To say the list of openly gay, black filmmakers is a short one would be a rather dramatic understatement. The most prominent, of course, is Lee Daniels.
“Gay people see the world differently. As a black person, you see the world differently. It's a unique perspective,” he said to the Huffington Post in 2012. “When I make movies, it's from a very specific place, and it's layered in context. You see my life and are watching my world. If you look at my films, you see life through the eyes of a black, gay man.”
Born in Philadelphia, Christmas Eve, 1959, he told Arsenio Hall that he remembered feeling different at a young age.

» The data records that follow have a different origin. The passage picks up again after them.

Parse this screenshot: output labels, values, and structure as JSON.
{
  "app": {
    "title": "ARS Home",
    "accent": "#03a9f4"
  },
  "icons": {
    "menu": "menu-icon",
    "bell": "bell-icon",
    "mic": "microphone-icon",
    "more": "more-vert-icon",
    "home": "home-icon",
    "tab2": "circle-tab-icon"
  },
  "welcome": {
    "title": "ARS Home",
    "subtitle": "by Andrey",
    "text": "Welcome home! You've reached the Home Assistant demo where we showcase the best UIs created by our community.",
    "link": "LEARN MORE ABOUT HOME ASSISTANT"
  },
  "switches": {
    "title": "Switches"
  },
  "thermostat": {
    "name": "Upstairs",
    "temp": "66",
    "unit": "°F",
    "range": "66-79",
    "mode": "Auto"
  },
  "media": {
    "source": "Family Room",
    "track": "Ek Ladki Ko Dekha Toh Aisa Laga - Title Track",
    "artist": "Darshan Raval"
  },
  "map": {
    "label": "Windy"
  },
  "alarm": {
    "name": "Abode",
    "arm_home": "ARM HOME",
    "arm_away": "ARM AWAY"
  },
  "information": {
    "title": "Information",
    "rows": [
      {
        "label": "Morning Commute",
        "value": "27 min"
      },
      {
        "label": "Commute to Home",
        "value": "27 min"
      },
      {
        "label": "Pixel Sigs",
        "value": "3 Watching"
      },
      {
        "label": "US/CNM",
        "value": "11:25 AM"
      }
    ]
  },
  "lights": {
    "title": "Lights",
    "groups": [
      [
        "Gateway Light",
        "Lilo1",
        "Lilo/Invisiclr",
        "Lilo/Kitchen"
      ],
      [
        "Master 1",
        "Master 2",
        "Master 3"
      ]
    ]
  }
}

“There was never a closet… My earliest memories were coming down the stairs in my mother's high heels at six years old while my dad's playing cards with the buddies.”
Daniels persevered through abuse from his father and other children (he told the Telegraph: “From kindergarten to eighth grade [13 years old], I could train myself not to go to the bathroom all day and then just run home at three o’clock, because in the school toilets I’d get beaten up.”) After selling a nursing agency he started, he started working as casting agent and manager, working on films like Purple Rain and managing stars like Wes Bentley.

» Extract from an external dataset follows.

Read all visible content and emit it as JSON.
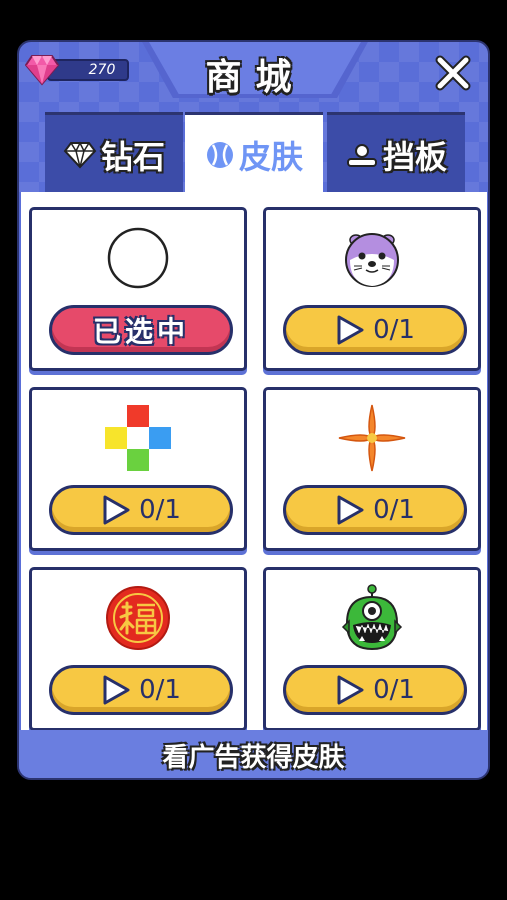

In 2001, his production company, Lee Daniels Entertainment, released Monster’s Ball, earning Halle Berry an Oscar and launching his career into Hollywood superstardom.
See more highlights of Daniels’ work and share your thoughts, AFTER THE JUMP …